David Durk died Tuesday at his home in Putnam County, N.Y., at age 77. His death was confirmed by staff members at the Dwyer Funeral Home in Patterson.
Durk teamed up with fellow officer Frank Serpico to fight the so-called blue wall of silence that protected police misconduct.
After their efforts resulted in front-page newspaper stories, Mayor John V. Lindsay appointed a panel to investigate charges of police corruption.
The Knapp Commission was named after its chairman, Whitman Knapp. It heard testimony from Durk, Serpico and others and recommended reforms.
Durk was promoted to lieutenant and stayed in the department for more than a decade.
Serpico's story was turned into a movie.
'These are terrible times': Waco Police Department issues poignant, must-read mission statement
Megyn Kelly gets angry: Why don’t the left’s “civility” rules apply to Black Lives Matter protesters? - Hot Air
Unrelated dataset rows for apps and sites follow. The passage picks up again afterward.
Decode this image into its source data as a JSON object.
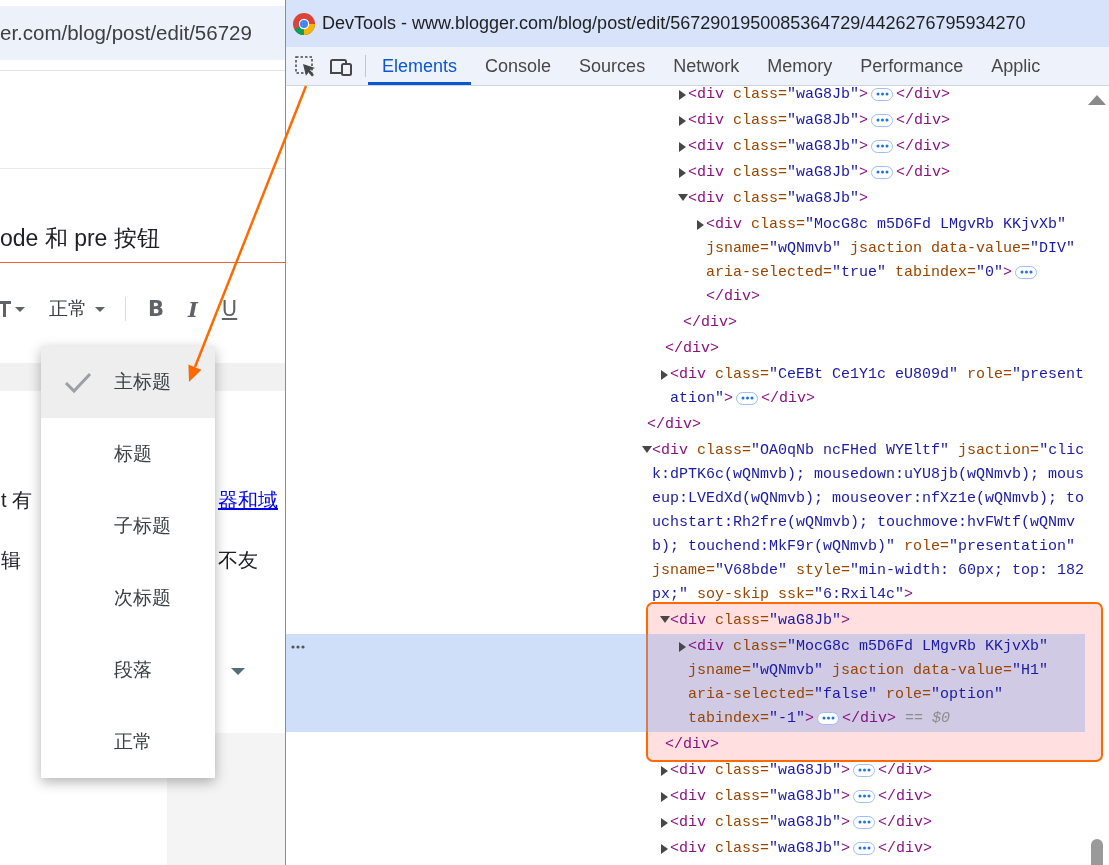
{
  "address_bar": {
    "url": "er.com/blog/post/edit/56729"
  },
  "editor": {
    "post_title": "ode 和 pre 按钮",
    "toolbar": {
      "paragraph_style": "正常",
      "format_buttons": [
        {
          "label": "B",
          "kind": "bold"
        },
        {
          "label": "I",
          "kind": "italic"
        },
        {
          "label": "U",
          "kind": "underline"
        }
      ]
    },
    "body_lines": [
      {
        "left": "t 有",
        "right": "器和域",
        "right_is_link": true
      },
      {
        "left": "辑",
        "right": "不友",
        "right_is_link": false
      }
    ]
  },
  "style_menu": {
    "items": [
      {
        "label": "主标题",
        "selected": true
      },
      {
        "label": "标题",
        "selected": false
      },
      {
        "label": "子标题",
        "selected": false
      },
      {
        "label": "次标题",
        "selected": false
      },
      {
        "label": "段落",
        "selected": false
      },
      {
        "label": "正常",
        "selected": false
      }
    ]
  },
  "devtools": {
    "title": "DevTools - www.blogger.com/blog/post/edit/5672901950085364729/4426276795934270",
    "tabs": [
      {
        "label": "Elements",
        "selected": true
      },
      {
        "label": "Console",
        "selected": false
      },
      {
        "label": "Sources",
        "selected": false
      },
      {
        "label": "Network",
        "selected": false
      },
      {
        "label": "Memory",
        "selected": false
      },
      {
        "label": "Performance",
        "selected": false
      },
      {
        "label": "Applic",
        "selected": false
      }
    ],
    "tree": [
      {
        "close_tag": "</div>",
        "children": [
          {
            "close_tag": "</div>",
            "children": [
              {
                "open_tag": [
                  "<div class=\"waG8Jb\">"
                ],
                "expanded": false,
                "selected": false,
                "highlighted": false,
                "close_tag": "</div>"
              },
              {
                "open_tag": [
                  "<div class=\"waG8Jb\">"
                ],
                "expanded": false,
                "selected": false,
                "highlighted": false,
                "close_tag": "</div>"
              },
              {
                "open_tag": [
                  "<div class=\"waG8Jb\">"
                ],
                "expanded": false,
                "selected": false,
                "highlighted": false,
                "close_tag": "</div>"
              },
              {
                "open_tag": [
                  "<div class=\"waG8Jb\">"
                ],
                "expanded": false,
                "selected": false,
                "highlighted": false,
                "close_tag": "</div>"
              },
              {
                "open_tag": [
                  "<div class=\"waG8Jb\">"
                ],
                "expanded": true,
                "selected": false,
                "highlighted": false,
                "close_tag": "</div>",
                "children": [
                  {
                    "open_tag": [
                      "<div class=\"MocG8c m5D6Fd LMgvRb KKjvXb\"",
                      "jsname=\"wQNmvb\" jsaction data-value=\"DIV\"",
                      "aria-selected=\"true\" tabindex=\"0\">"
                    ],
                    "expanded": false,
                    "selected": false,
                    "highlighted": false,
                    "close_tag": "</div>"
                  }
                ]
              }
            ]
          },
          {
            "open_tag": [
              "<div class=\"CeEBt Ce1Y1c eU809d\" role=\"present",
              "ation\">"
            ],
            "expanded": false,
            "selected": false,
            "highlighted": false,
            "close_tag": "</div>"
          }
        ]
      },
      {
        "open_tag": [
          "<div class=\"OA0qNb ncFHed WYEltf\" jsaction=\"clic",
          "k:dPTK6c(wQNmvb); mousedown:uYU8jb(wQNmvb); mous",
          "eup:LVEdXd(wQNmvb); mouseover:nfXz1e(wQNmvb); to",
          "uchstart:Rh2fre(wQNmvb); touchmove:hvFWtf(wQNmv",
          "b); touchend:MkF9r(wQNmvb)\" role=\"presentation\"",
          "jsname=\"V68bde\" style=\"min-width: 60px; top: 182",
          "px;\" soy-skip ssk=\"6:Rxil4c\">"
        ],
        "expanded": true,
        "selected": false,
        "highlighted": false,
        "children": [
          {
            "open_tag": [
              "<div class=\"waG8Jb\">"
            ],
            "expanded": true,
            "selected": false,
            "highlighted": true,
            "close_tag": "</div>",
            "children": [
              {
                "open_tag": [
                  "<div class=\"MocG8c m5D6Fd LMgvRb KKjvXb\"",
                  "jsname=\"wQNmvb\" jsaction data-value=\"H1\"",
                  "aria-selected=\"false\" role=\"option\"",
                  "tabindex=\"-1\">"
                ],
                "expanded": false,
                "selected": true,
                "highlighted": false,
                "close_tag": "</div>",
                "console_ref": "== $0"
              }
            ]
          },
          {
            "open_tag": [
              "<div class=\"waG8Jb\">"
            ],
            "expanded": false,
            "selected": false,
            "highlighted": false,
            "close_tag": "</div>"
          },
          {
            "open_tag": [
              "<div class=\"waG8Jb\">"
            ],
            "expanded": false,
            "selected": false,
            "highlighted": false,
            "close_tag": "</div>"
          },
          {
            "open_tag": [
              "<div class=\"waG8Jb\">"
            ],
            "expanded": false,
            "selected": false,
            "highlighted": false,
            "close_tag": "</div>"
          },
          {
            "open_tag": [
              "<div class=\"waG8Jb\">"
            ],
            "expanded": false,
            "selected": false,
            "highlighted": false,
            "close_tag": "</div>"
          }
        ]
      }
    ]
  }
}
Katie Pavlich - Exposing The Black Lives Matter Movement For What It Is: Promotion of Cop Killing
10mm Underwood Extreme Penetrators Vs Bulletproof Glass - Bearing Arms - 10mm, Underwood, Video
Daniel J. Mitchell - Does Donald Trump Think Washington Politicians Should Have More of Our Money to Help America Become Greece?
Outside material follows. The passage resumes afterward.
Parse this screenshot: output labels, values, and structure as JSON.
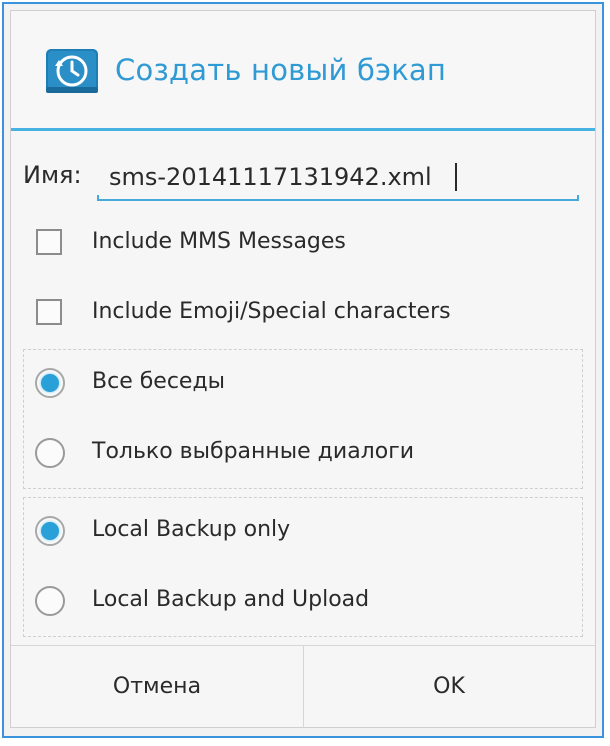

How to Write a New York Times Op-Ed in Three Easy Steps | Human Events
Stop California's Attorney General From Intimidating Conservative Donors | RedState